For this assignment, you will select a incident of war, terrorism, or other political violence from the past fifteen years that has been linked by some to religion (possibilities include, but are not limited to, the 9/11 attacks; various stages of the wars in Iraq or Afghanistan; various stages of the Israel-Palestine or Israel-Lebanon conflicts; and the attacks carried out by the IRA against British rule in Northern Ireland). Then, pretend you have been hired by a foreign-affairs think tank to prepare a report on that incident. Using both our sources in class [Harris’ End of Faith, Hitchens’ God is Not Great, Pape’s Dying to Win, Eagleton’s Reason, Faith, and Revolution] to frame the larger question and extensive research on the particular issue, you will rigorously argue your answer to this question: what role does religion play in this conflict? Is it the main source of the violence, a supporting cause, or not a significant factor? If religion is not the main cause, what is?
Audience: policy experts interested in religion and international politics
Format: 6-8 double-spaced pages, MLA style
Deadlines: Draft due in class for peer review on MONTH DAY
Final draft due in class on MONTH DAY (with peer review and first draft attached)
Advice: Our recent readings have examined the debate over whether religion has historically been a primary cause of political violence or whether it is incidental to the real causes (economic conditions, political nationalism, etc.). In the process, they raise some new angles on many of the questions we’ve been discussing all term. How do people rhetorically frame the relationship between their religion and their actions? Can we separate the former from the latter? Do our religious views inform our political affiliations, or is it the other way around? Can we use religious rhetoric without being primarily motivated by religion, or is such activity automatically religious in nature? Keep these questions in mind as you describe the relationship between religion and political violence.
(FOR INSTRUCTORS ONLY)
Type: Develop an analytical essay using original research that includes both primary and secondary texts
Rationale: This assignment asks students to reflect on their practice using sources to frame definitions of religion and to draw upon the strategies they have acquired for identifying religion’s relationship to broad notions of morality and scientific “truth” (in order to uncover the issues those categories elide). It also builds upon the basic strategies of original research and source evaluation emphasized in assignment 3.
Stage 1: Research Proposal
Length: 1 paragraph

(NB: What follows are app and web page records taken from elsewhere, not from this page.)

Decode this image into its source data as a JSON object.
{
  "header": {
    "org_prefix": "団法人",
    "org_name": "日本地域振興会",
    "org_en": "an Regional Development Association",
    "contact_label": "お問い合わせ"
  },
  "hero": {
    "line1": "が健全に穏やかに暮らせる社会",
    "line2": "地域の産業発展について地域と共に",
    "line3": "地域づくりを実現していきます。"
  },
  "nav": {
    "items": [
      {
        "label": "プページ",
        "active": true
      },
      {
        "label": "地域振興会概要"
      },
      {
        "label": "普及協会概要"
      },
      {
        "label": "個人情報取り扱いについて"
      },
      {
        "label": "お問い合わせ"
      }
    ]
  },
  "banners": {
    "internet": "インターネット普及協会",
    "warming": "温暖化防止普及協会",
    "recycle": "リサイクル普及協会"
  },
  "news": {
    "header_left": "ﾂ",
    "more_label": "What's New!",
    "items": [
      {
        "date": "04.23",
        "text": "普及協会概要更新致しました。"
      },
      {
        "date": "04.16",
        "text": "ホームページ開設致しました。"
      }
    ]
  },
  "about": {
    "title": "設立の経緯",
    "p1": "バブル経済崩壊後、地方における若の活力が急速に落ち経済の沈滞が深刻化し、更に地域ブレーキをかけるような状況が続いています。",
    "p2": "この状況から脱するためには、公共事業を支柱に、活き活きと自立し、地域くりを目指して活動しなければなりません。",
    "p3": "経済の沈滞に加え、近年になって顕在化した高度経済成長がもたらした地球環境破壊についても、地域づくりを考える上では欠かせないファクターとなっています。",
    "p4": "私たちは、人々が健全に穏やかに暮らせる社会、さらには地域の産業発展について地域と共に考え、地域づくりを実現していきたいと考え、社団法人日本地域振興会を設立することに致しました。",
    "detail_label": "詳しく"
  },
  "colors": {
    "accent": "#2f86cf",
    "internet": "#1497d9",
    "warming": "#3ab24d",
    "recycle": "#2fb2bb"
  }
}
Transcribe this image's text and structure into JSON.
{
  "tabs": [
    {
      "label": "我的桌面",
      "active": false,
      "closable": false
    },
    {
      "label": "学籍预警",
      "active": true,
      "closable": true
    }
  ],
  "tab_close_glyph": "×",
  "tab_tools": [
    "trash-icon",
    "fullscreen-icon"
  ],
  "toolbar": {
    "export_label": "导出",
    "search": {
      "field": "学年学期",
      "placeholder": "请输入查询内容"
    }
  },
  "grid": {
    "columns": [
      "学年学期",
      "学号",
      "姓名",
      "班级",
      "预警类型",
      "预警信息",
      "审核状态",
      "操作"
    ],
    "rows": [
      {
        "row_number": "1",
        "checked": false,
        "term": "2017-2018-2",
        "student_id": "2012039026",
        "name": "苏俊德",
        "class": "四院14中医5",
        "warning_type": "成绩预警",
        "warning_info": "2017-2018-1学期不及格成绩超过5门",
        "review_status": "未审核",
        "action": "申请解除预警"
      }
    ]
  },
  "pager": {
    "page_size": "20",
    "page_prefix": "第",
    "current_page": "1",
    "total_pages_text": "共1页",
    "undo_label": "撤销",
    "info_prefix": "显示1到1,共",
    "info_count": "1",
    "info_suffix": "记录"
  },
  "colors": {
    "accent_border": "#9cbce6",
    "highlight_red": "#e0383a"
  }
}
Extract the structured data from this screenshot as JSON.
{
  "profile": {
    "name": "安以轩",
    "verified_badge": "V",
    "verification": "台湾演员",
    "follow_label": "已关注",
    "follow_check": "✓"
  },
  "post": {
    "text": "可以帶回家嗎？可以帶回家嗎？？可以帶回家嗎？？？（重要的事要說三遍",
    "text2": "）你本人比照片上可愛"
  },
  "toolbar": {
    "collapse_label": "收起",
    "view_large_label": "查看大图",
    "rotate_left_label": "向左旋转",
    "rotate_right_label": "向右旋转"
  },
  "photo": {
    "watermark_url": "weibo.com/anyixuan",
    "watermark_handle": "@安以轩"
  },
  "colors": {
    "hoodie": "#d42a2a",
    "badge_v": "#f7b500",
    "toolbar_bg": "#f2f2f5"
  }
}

This assignment will be ungraded. Submit to me (either via email or hard copy) a written proposal of what conflict you wish to investigate. So long as it fits the requirements specified above, I will almost certainly approve it.
Stage 2: Annotated Bibliography
Length: 8 sources
The annotated bibliography will report on at least eight sources possibly relevant to your paper topic. You are not committed to using all these sources in your paper—in fact, at this stage you do not need to have read them in detail, only enough to confirm that the source may be valuable. You must include full MLA citations for each source, of which one must be from a reputable general news source (like a high-quality newspaper or magazine), one from an academic journal (something from Education Full-Text, Academic Search Complete, ERIC, etc.), one a book that addresses your subject in some detail, and one a source we have read this year to provide some wider theoretical framing. Furthermore, after each source, you must write a 2-3 sentence overview briefly indicating what that source is arguing or reporting, its context (e.g., date and intended audience), and how it might relate to your paper.
Stage 3: First Draft (see pre-draft activity 4.2)
Length: 3-4 pages
Each of you will submit to me a draft of the first several pages of your paper, of which I will make copies for the class. We will workshop these over the last week and a half of the term. Your draft should not be a condensed version of your final paper—it should be a fleshed-out fragment of it. For example, you do not need to have a concluding paragraph, but you should have a few well-developed body paragraphs and a provisional thesis.
Stage 4: Final Draft
Length: 6-8 pages
Your final draft must use at least eight sources that fill the requirements for the annotated bibliography, though it need not use the same sources listed there. Make sure that your paper does not turn into a mere book-report summary of your sources—as with everything else we’ve written this semester, it needs to present your argument on the subject. Because this is a longer paper, you may require longer quotes and more citations, but you still must build an argument explaining which position you’re taking on the issue and why. As we have seen in our earlier papers, there is always room for you to synthesize and explain the connections between different sources; there are always opposing viewpoints that need to be reconciled or refuted; and there are always different types of sources that will help your form your argument in different ways. These apply no less for this paper—they simply must be developed in a longer, more sustained, more complicated way.